Something I did not get was the need for the Duel in the cooperative experience. By meleeing a co-op team mate if they agreed, you could enter into a duel and fight each other to the death. I felt this was tacked on and not needed. In fact to be truthful, it distracted from the game. I am sure it will be used but will it be just to grab the easy achievement points?
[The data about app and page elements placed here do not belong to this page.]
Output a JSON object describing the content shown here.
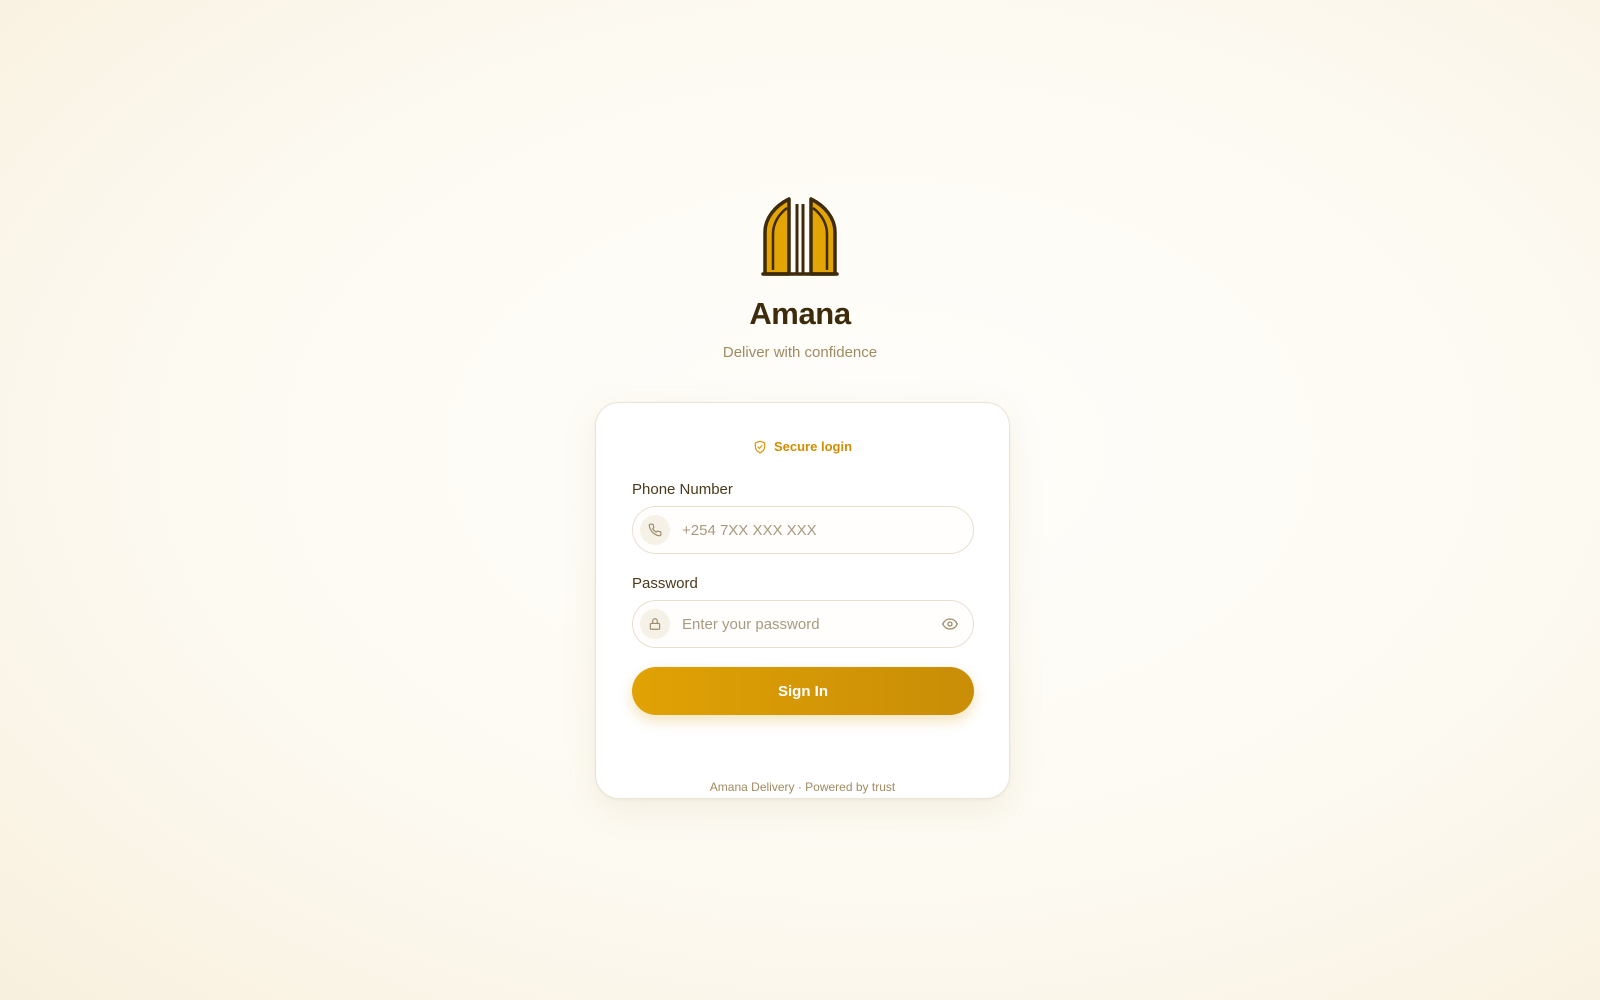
{
  "brand": {
    "logo_icon": "amana-door-logo-icon",
    "app_name": "Amana",
    "tagline": "Deliver with confidence"
  },
  "card": {
    "secure_icon": "shield-check-icon",
    "secure_label": "Secure login",
    "phone": {
      "label": "Phone Number",
      "icon": "phone-icon",
      "placeholder": "+254 7XX XXX XXX",
      "value": ""
    },
    "password": {
      "label": "Password",
      "icon": "lock-icon",
      "toggle_icon": "eye-icon",
      "placeholder": "Enter your password",
      "value": ""
    },
    "signin_label": "Sign In",
    "footer": "Amana Delivery · Powered by trust"
  },
  "colors": {
    "accent": "#e0a204",
    "accent_dark": "#c98d07",
    "title": "#3d2b0b",
    "muted": "#a08a62",
    "secure": "#d08d05"
  }
}
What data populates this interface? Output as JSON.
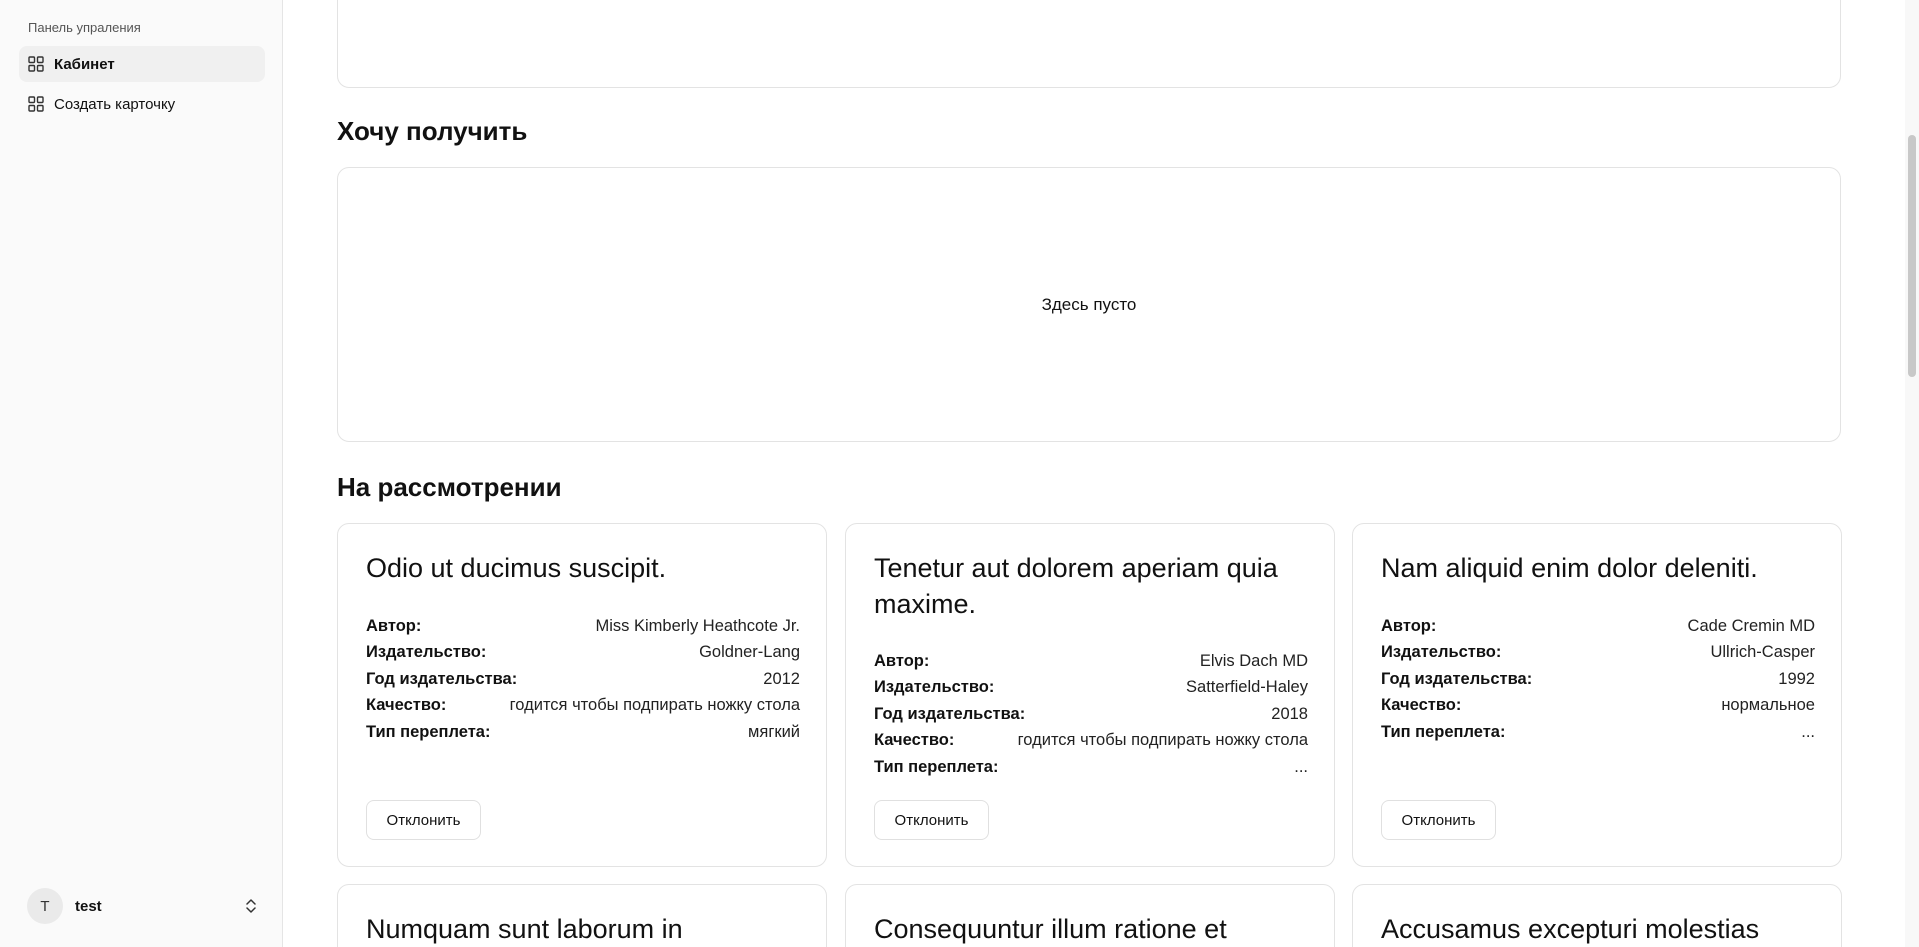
{
  "sidebar": {
    "group_label": "Панель упраления",
    "items": [
      {
        "label": "Кабинет",
        "icon": "grid-icon",
        "active": true
      },
      {
        "label": "Создать карточку",
        "icon": "grid-icon",
        "active": false
      }
    ],
    "user": {
      "initial": "T",
      "name": "test"
    }
  },
  "sections": {
    "want": {
      "title": "Хочу получить",
      "empty_text": "Здесь пусто"
    },
    "review": {
      "title": "На рассмотрении"
    }
  },
  "prop_labels": {
    "author": "Автор:",
    "publisher": "Издательство:",
    "year": "Год издательства:",
    "quality": "Качество:",
    "binding": "Тип переплета:"
  },
  "reject_label": "Отклонить",
  "cards": [
    {
      "title": "Odio ut ducimus suscipit.",
      "author": "Miss Kimberly Heathcote Jr.",
      "publisher": "Goldner-Lang",
      "year": "2012",
      "quality": "годится чтобы подпирать ножку стола",
      "binding": "мягкий"
    },
    {
      "title": "Tenetur aut dolorem aperiam quia maxime.",
      "author": "Elvis Dach MD",
      "publisher": "Satterfield-Haley",
      "year": "2018",
      "quality": "годится чтобы подпирать ножку стола",
      "binding": "..."
    },
    {
      "title": "Nam aliquid enim dolor deleniti.",
      "author": "Cade Cremin MD",
      "publisher": "Ullrich-Casper",
      "year": "1992",
      "quality": "нормальное",
      "binding": "..."
    },
    {
      "title": "Numquam sunt laborum in"
    },
    {
      "title": "Consequuntur illum ratione et"
    },
    {
      "title": "Accusamus excepturi molestias"
    }
  ]
}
Lets be honest, if you are writing a review and the only faults you are mentioning are poor use of vehicles in the game , some frame rate issues and a duel system you do not feel was required, the game has certainly hit the mark. Borderlands deserves our praise for being so unique and offering a fresh perspective to two different types of games. If you want a game to play with some friends, this is the game, you will come out the other side, with some nice loot , shiny guns and a tale or two that no doubt you will mention with each other on other nights gaming.
I would not hesitate to recommend a purchase. FPS fans in particular will benefit from being able to develop your character. Rpg fans get a more immersive combat system at the expense of the RPG element only mainly being about acquiring loot, advancing through the levels and improving your stats. It has been an absolute privilege to play, from beginning to end.


9 – simply because it reinvigorates the FPS and RPG game types by offering a fresh approach.


Filed under PS3 Reviews, Xbox 360 Reviews